clarify some of the comments that you you made
one of them is to talk a little more about uh what
means for a language to be interactive versus non-interactive
the last time i looked c plus plus was not interactive
meaning it doesn't even have
print loop screen
and that is a far cry from
where small talk got to 50 years
ago which
is not just being
able to type commands in but being able
to deal with an entire live environment
so part of the thing is uh
if you think about the internet the internet
is has to be
it has to always be live
it cannot be taken down to fix it just
as our bodies
we have to be fixed while we're still alive it's hard to bring us
back to life and so once
you get into that range which people started
getting into very seriously because this is the message
when you're doing scaling of
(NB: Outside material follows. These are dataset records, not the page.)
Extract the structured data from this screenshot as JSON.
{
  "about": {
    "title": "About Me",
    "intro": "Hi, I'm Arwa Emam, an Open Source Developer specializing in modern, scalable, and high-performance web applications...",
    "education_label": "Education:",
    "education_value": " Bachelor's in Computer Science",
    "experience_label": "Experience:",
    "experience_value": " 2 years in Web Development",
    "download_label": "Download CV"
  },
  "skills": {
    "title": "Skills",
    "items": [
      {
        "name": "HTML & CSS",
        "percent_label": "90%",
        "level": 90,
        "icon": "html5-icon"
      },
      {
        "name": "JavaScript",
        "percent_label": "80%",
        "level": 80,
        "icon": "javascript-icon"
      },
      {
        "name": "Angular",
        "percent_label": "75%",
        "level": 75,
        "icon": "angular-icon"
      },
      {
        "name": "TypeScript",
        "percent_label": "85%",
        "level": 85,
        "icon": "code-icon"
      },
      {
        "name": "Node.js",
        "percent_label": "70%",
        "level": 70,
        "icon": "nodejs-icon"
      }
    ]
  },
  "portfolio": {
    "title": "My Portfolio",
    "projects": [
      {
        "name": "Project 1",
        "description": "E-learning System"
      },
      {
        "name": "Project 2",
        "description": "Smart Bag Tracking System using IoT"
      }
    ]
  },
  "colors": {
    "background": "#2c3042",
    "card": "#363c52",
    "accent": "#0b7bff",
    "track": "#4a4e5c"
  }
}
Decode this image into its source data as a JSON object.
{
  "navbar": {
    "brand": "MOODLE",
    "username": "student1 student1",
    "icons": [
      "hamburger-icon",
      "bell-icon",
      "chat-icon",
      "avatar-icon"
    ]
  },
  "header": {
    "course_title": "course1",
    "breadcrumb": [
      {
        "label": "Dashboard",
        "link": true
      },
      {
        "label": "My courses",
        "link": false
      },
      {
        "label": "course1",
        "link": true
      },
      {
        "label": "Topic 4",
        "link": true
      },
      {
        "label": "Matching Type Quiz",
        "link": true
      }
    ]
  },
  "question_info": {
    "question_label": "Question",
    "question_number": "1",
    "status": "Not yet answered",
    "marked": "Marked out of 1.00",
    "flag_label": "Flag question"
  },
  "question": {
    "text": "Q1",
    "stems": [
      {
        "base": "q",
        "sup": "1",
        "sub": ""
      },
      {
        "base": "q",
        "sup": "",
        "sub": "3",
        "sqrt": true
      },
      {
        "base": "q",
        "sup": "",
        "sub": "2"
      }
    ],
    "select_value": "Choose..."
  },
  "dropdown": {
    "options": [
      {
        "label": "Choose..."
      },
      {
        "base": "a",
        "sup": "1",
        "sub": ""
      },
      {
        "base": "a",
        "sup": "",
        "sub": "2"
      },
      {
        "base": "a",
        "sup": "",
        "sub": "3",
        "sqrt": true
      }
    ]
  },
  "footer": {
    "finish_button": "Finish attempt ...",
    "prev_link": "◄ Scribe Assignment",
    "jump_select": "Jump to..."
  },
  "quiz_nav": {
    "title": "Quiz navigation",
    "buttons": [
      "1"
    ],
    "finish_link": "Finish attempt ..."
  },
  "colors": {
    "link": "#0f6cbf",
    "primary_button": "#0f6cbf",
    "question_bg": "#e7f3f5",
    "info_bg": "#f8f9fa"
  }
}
computing systems is you have to move from this
idea of running little jobs or doing little
something or taking out a server
to do maintenance on it that's crazy the
server on the internet is just a name
if something wrong with one server hardware put in
another piece of hardware they're cheap
copy the stuff over and then take the bad hardware
offline so the whole attitude
about liveness
and by the way liveness is a relatively
new phrase which is crazy considering
that was what the opera community and the park community
all about personal computing the whole
it was to make live things
that people
that acted as sort of complementary
partners in people's intellectual
and artistic pursuits
well thank you again
if you have a few extra minutes we'd invite you to
join us on the slack channel there's some other questions
to in the um and we're gonna
room a um and we'll we'll copy some
chant the questions in there so um
so so thank you again